You cannot be arrested or go to jail simply for being past-due on credit card debt or student loan debt, for instance. If you've failed to pay taxes or child support, however, you may have reason to be concerned.
Ask for a raise at work or move to a higher-paying job, if you can. Get a side-hustle. Start to sell valuable things, like furniture or expensive jewelry, to cover the outstanding debt. Ask for assistance: Contact your lenders and creditors and ask about lowering your monthly payment, interest rate or both.
Late payments remain on the credit report for seven years. The seven-year rule is based on when the delinquency occurred. Whether the entire account will be deleted is determined by whether you brought the account current after the missed payment.
Can you have a 700 credit score with collections? - Quora. Yes, you can have.
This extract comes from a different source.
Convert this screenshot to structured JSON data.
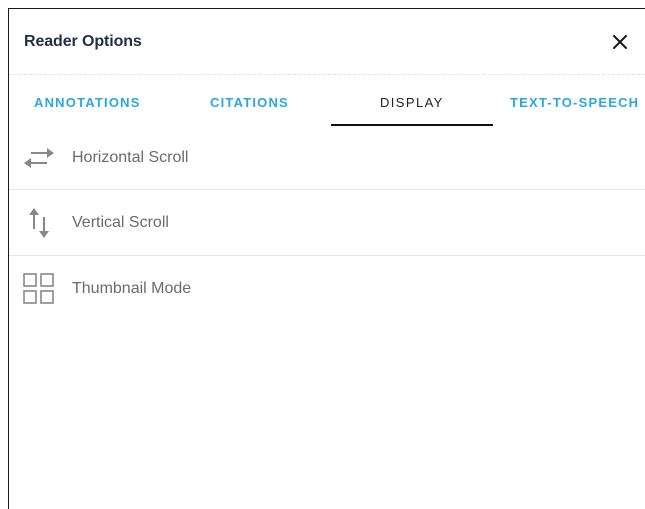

I know one of my client who was not even in position to pay all his EMIs on time & his Credit score was less than 550 a year back & now his latest score is 719.
Like your lawyer told you, negative information such as foreclosures and charge-off accounts remain on your credit reports for seven years from the date of the first missed payment. After this cycle is completed, they will automatically fall off.
If the debt is still listed on your credit report, it's a good idea to pay it off so you can improve your credit card or loan approval odds. Keep in mind that paying the debt won't remove it from your credit report (unless you negotiate a pay for delete), but it does look better than the alternative.
The statute of limitations is a law that limits how long debt collectors can legally sue consumers for unpaid debt. The statute of limitations on debt varies by state and type of debt, ranging from three years to as long as 20 years.
An old debt may illegitimately reappear on your credit report if it's acquired by a debt buyer or collection agency that then reports the debt even though it's more than seven years old. This is past the statute of limitations, meaning it's too old to remain on your credit report.
Debt collectors cannot harass or abuse you. They cannot swear, threaten to illegally harm you or your property, threaten you with illegal actions, or falsely threaten you with actions they do not intend to take. They also cannot make repeated calls over a short period to annoy or harass you.
Yes, it is possible to still secure a mortgage, even if you have a CCJ on your credit file. ... This means that you have settled the outstanding charges and the CCJ has been resolved. Some lenders prefer 12 months to have passed on a settlement, but others may be more lenient.
After 6 years, the CCJ will be removed from the Register and your credit file even if it's not yet been fully satisfied. ... If a CCJ goes unpaid, it will remain on your credit file for 6 years, and if it does get paid but after the one-month deadline, it will still appear on your file but will appear as 'satisfied'.
If you have a 5% deposit, then your CCJ will likely need to be over three years old. A 25% deposit can allow you to get a mortgage even if your CCJ was registered within the last year. Anything higher than 25% will give you a lot more flexibility in the mortgage market.
Once a default is recorded on your credit profile, you can't have it removed before the six years are up (unless it's an error). However, there are several things that can reduce its negative impact: Repayment. Try and pay off what you owe as soon as possible.